Rwanda scores coup with Commonwealth entry, renewed France ties
Former Belgian colony Rwanda was accepted this weekend to the Commonwealth of former British colonies and re-established diplomatic relations with its long-time arch-nemesis, France.
Johannesburg, South Africa
For Rwanda, Saturday may come to be seen as the day the tiny central African nation came out of the diplomatic wilderness.Skip to next paragraph
Subscribe Today to the Monitor
On the very same day that Rwanda was accepted as a member in the club of former British colonies, the Commonwealth of Nations, Rwanda also managed to re-establish diplomatic relations with its long-time arch-nemesis, France, the nation that many Rwandan politicians blame for involvement in the 1994 genocide.
It's a turning point of sorts for the tiny landlocked nation of just 9 million citizens, reflecting both Rwanda's aspirations of becoming a regional economic powerhouse like Singapore and its Israel-like penchant for pushing around larger, weaker nations in the region.

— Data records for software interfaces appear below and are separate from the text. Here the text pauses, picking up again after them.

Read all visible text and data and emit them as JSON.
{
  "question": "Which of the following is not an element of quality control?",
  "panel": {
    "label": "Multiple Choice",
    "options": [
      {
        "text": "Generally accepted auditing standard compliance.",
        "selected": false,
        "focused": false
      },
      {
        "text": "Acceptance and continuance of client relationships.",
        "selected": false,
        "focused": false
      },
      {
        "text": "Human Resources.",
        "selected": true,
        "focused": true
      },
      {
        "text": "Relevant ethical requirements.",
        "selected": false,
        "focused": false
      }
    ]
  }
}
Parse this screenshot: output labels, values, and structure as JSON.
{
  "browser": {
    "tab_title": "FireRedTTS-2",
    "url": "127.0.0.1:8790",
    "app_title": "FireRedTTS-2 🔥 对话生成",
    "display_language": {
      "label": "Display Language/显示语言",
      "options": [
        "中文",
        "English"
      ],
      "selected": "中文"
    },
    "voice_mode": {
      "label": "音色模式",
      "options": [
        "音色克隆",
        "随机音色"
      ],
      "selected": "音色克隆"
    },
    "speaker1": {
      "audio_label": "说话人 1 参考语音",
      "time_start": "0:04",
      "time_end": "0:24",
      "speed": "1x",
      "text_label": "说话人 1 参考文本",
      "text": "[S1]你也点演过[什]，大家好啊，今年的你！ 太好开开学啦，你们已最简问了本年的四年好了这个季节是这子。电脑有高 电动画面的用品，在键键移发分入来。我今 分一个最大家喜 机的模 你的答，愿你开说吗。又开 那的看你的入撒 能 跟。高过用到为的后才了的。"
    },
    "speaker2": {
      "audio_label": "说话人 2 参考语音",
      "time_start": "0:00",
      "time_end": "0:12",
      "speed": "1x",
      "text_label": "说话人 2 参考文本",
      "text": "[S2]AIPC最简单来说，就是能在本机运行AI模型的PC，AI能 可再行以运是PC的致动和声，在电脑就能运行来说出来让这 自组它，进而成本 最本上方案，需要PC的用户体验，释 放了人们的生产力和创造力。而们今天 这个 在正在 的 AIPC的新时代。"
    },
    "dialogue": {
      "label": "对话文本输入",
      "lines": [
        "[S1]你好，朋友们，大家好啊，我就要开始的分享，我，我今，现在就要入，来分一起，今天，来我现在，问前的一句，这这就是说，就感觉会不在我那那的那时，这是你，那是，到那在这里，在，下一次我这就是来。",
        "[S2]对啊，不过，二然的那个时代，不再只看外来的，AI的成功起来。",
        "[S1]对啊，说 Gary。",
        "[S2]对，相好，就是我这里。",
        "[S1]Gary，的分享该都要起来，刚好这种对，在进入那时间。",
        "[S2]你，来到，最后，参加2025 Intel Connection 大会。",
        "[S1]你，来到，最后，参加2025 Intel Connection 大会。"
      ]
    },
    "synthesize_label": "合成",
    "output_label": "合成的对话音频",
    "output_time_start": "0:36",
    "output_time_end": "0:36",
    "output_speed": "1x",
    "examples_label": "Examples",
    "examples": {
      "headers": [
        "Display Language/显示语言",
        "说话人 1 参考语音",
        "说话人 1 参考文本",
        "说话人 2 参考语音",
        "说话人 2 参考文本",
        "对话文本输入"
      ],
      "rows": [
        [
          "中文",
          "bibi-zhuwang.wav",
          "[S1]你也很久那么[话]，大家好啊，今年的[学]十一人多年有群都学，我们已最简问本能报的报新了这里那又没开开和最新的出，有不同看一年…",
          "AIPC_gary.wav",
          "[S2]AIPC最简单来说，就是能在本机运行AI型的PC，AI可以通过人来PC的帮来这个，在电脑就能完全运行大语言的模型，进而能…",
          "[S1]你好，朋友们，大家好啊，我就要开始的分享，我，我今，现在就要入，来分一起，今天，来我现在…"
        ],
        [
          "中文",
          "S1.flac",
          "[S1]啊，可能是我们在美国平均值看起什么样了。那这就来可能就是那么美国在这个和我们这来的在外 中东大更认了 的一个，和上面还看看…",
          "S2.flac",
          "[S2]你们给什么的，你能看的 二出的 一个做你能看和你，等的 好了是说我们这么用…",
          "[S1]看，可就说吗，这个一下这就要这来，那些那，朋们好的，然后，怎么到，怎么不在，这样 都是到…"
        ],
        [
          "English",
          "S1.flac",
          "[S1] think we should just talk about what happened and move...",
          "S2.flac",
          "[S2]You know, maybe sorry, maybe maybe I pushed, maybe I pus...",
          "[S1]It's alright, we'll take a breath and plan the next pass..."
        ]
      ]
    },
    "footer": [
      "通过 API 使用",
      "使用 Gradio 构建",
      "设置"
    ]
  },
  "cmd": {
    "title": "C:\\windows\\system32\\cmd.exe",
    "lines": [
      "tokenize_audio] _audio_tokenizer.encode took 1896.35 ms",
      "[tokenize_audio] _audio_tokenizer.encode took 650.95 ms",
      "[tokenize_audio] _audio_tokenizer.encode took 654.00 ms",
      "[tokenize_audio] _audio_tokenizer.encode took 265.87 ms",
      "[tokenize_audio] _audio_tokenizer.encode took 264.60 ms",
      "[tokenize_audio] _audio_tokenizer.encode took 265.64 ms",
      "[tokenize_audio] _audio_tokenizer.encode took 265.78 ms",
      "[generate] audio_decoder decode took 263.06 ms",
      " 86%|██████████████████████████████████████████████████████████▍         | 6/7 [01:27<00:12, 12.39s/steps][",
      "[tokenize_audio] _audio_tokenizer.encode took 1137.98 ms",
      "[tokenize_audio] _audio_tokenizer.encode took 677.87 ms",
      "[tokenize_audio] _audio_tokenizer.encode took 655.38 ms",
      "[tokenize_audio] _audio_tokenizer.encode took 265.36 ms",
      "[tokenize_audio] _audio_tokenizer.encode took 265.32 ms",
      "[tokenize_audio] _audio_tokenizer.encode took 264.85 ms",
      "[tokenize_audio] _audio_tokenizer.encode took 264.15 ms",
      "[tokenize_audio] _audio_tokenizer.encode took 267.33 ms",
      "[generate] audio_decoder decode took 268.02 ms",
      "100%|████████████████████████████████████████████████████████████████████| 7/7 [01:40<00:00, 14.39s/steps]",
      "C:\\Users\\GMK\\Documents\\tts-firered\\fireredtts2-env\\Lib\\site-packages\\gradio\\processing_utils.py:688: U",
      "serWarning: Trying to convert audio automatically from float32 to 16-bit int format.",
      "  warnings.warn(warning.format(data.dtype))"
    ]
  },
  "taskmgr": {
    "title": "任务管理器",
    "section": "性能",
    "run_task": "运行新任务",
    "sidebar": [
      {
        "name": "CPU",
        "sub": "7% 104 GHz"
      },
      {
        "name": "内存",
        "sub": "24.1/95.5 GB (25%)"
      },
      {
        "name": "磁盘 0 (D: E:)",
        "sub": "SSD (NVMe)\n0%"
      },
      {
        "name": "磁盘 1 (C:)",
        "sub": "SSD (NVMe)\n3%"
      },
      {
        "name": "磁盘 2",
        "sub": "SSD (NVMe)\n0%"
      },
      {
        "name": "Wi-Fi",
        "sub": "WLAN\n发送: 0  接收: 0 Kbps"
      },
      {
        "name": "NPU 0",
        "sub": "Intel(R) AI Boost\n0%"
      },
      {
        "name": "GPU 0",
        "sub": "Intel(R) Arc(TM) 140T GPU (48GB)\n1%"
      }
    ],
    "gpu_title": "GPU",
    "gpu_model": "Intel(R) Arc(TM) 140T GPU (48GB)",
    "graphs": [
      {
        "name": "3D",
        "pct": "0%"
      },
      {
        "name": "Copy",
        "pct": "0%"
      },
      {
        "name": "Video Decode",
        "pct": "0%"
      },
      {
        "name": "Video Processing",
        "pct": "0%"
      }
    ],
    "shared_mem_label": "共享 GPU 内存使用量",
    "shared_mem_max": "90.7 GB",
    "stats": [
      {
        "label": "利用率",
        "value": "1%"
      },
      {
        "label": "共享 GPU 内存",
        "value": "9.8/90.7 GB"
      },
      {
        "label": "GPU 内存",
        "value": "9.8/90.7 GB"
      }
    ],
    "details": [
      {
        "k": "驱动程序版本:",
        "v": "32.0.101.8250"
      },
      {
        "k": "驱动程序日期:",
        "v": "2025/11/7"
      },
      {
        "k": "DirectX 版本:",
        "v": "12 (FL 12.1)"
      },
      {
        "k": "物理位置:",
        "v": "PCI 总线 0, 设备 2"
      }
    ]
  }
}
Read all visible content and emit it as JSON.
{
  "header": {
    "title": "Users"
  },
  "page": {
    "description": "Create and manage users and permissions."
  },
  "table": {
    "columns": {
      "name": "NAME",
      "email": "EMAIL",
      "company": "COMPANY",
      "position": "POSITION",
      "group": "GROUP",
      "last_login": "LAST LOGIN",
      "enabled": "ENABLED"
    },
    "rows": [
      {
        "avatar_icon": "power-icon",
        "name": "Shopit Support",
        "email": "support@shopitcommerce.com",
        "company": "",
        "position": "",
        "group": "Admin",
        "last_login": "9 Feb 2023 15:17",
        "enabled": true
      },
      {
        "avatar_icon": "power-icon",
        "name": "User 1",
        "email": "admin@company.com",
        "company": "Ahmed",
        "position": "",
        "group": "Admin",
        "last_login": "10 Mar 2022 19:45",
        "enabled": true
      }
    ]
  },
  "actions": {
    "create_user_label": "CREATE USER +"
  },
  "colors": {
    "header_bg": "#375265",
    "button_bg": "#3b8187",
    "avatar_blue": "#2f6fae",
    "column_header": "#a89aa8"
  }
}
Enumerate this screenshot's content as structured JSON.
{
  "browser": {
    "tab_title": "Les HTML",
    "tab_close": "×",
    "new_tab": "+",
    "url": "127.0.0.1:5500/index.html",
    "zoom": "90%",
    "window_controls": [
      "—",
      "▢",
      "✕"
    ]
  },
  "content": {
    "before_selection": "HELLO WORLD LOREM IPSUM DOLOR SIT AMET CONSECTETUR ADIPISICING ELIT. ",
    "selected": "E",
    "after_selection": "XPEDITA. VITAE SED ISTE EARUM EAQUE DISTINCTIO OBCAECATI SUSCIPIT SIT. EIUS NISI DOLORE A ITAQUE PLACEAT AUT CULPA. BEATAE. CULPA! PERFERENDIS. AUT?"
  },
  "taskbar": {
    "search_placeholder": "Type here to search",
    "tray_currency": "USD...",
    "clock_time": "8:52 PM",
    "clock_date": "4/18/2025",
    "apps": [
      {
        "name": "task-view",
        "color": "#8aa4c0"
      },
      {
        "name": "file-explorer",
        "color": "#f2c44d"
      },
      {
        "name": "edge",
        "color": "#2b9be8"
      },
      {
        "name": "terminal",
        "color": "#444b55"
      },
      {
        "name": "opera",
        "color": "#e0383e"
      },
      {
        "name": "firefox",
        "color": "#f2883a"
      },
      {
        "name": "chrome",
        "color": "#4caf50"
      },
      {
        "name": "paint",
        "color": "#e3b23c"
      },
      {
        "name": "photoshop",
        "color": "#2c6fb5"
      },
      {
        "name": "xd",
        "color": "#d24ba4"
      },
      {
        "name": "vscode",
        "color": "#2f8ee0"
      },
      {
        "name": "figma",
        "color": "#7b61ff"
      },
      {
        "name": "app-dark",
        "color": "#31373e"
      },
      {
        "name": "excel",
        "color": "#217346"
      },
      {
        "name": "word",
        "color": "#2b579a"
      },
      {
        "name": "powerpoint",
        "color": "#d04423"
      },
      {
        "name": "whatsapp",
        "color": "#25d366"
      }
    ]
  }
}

"This is a paradigm shift for both countries [France and Rwanda]," says François Grignon, Africa program director for the International Crisis Group in Nairobi. "I think this reflects Rwanda's shifting from the instrumentalization of guilt over the genocide toward its aspirations of becoming a Singapore of Africa."
As for France, under the leadership of President Nicholas Sarkozy, it will make decisions based on its business interests, rather than mere preference for French-speaking nations.
A coup for President Kagame
This pair of diplomatic victories is a major coup for Rwanda's pro-business, authoritarian President Paul Kagame, who broke off relations with France three years ago after a French judicial inquiry pointed blame at him for the 1994 downing of a plane that killed Rwanda's former President Juvenal Habyarimana. The shooting down of that plane – which Kagame denies having anything to do with – sparked the genocide by provoking Hutu extremists to murder some 800,000 Tutsis and moderate Hutus.
The news comes at a time when Rwanda's ambitious economic policy of connecting the entire country with fiber-optic cable is showing signs of paying off, with foreign investment starting to increase. Earlier this year, an undersea broadband internet cable finally reached the Kenyan coastal city of Mombasa, and Rwanda's fiber-optic network has the potential for making the densely populated country into a business and information center for East Africa.